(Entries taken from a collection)
────────
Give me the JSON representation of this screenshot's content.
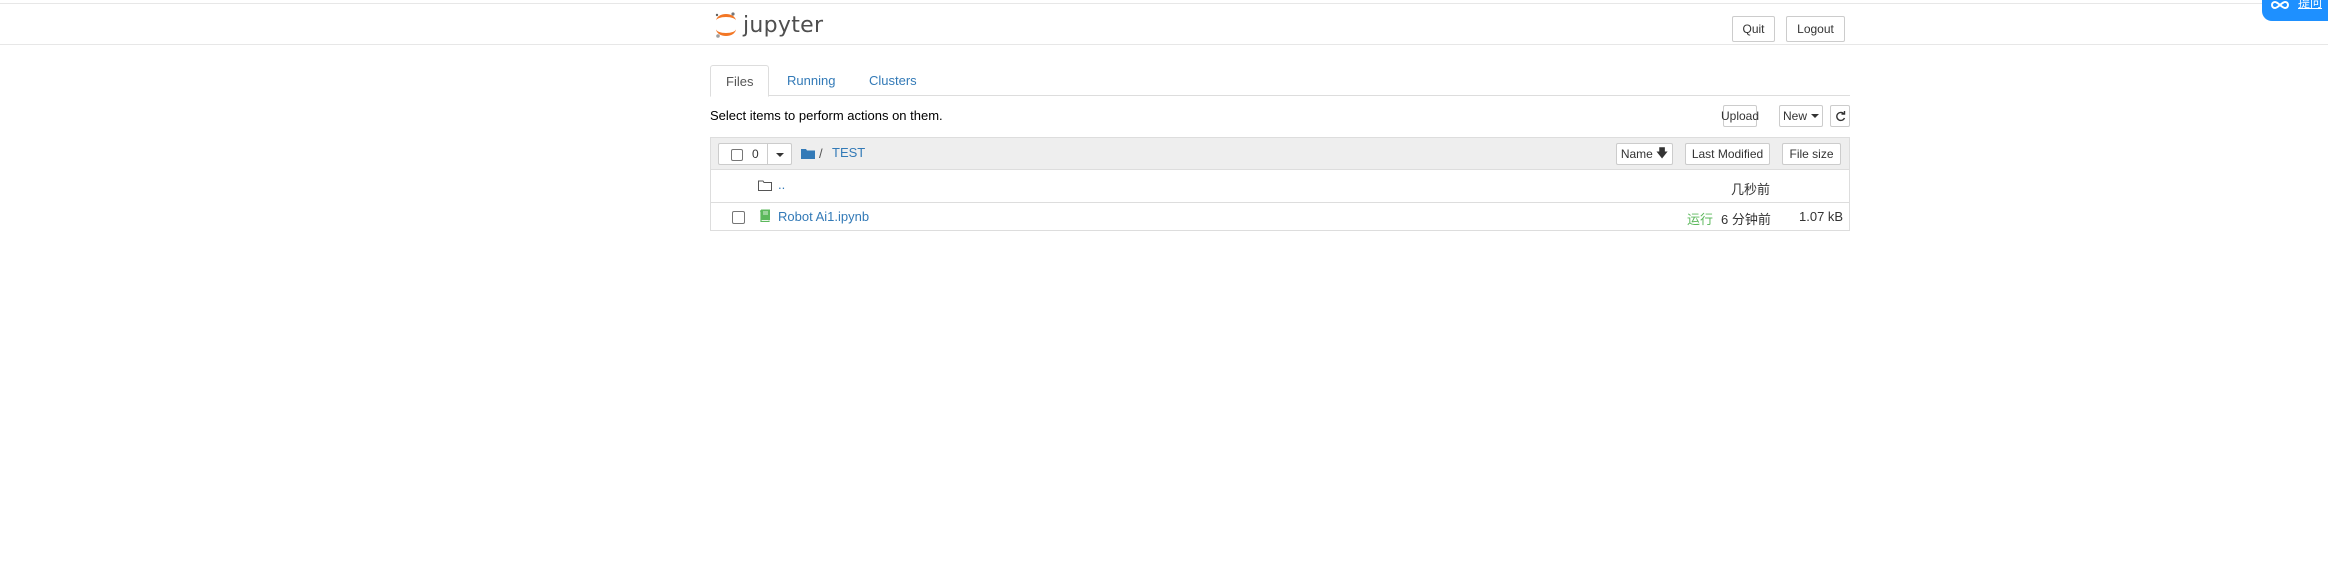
{
  "header": {
    "logo_text": "jupyter",
    "quit_label": "Quit",
    "logout_label": "Logout",
    "corner_label": "提问"
  },
  "tabs": [
    {
      "label": "Files",
      "active": true
    },
    {
      "label": "Running",
      "active": false
    },
    {
      "label": "Clusters",
      "active": false
    }
  ],
  "toolbar": {
    "hint": "Select items to perform actions on them.",
    "upload_label": "Upload",
    "new_label": "New"
  },
  "list_header": {
    "selected_count": "0",
    "breadcrumb_sep": "/",
    "breadcrumb_folder": "TEST",
    "sort_name_label": "Name",
    "sort_modified_label": "Last Modified",
    "sort_size_label": "File size"
  },
  "rows": [
    {
      "name": "..",
      "modified": "几秒前",
      "status": "",
      "size": "",
      "type": "parent-folder"
    },
    {
      "name": "Robot Ai1.ipynb",
      "modified": "6 分钟前",
      "status": "运行",
      "size": "1.07 kB",
      "type": "notebook"
    }
  ],
  "colors": {
    "link": "#337ab7",
    "running_status": "#5cb85c",
    "jupyter_orange": "#f37726",
    "corner_widget": "#1e90ff"
  }
}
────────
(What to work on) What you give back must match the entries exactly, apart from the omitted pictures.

(Result for this task)
Give me the JSON representation of this screenshot's content.
{
  "header": {
    "logo_text": "jupyter",
    "quit_label": "Quit",
    "logout_label": "Logout",
    "corner_label": "提问"
  },
  "tabs": [
    {
      "label": "Files",
      "active": true
    },
    {
      "label": "Running",
      "active": false
    },
    {
      "label": "Clusters",
      "active": false
    }
  ],
  "toolbar": {
    "hint": "Select items to perform actions on them.",
    "upload_label": "Upload",
    "new_label": "New"
  },
  "list_header": {
    "selected_count": "0",
    "breadcrumb_sep": "/",
    "breadcrumb_folder": "TEST",
    "sort_name_label": "Name",
    "sort_modified_label": "Last Modified",
    "sort_size_label": "File size"
  },
  "rows": [
    {
      "name": "..",
      "modified": "几秒前",
      "status": "",
      "size": "",
      "type": "parent-folder"
    },
    {
      "name": "Robot Ai1.ipynb",
      "modified": "6 分钟前",
      "status": "运行",
      "size": "1.07 kB",
      "type": "notebook"
    }
  ],
  "colors": {
    "link": "#337ab7",
    "running_status": "#5cb85c",
    "jupyter_orange": "#f37726",
    "corner_widget": "#1e90ff"
  }
}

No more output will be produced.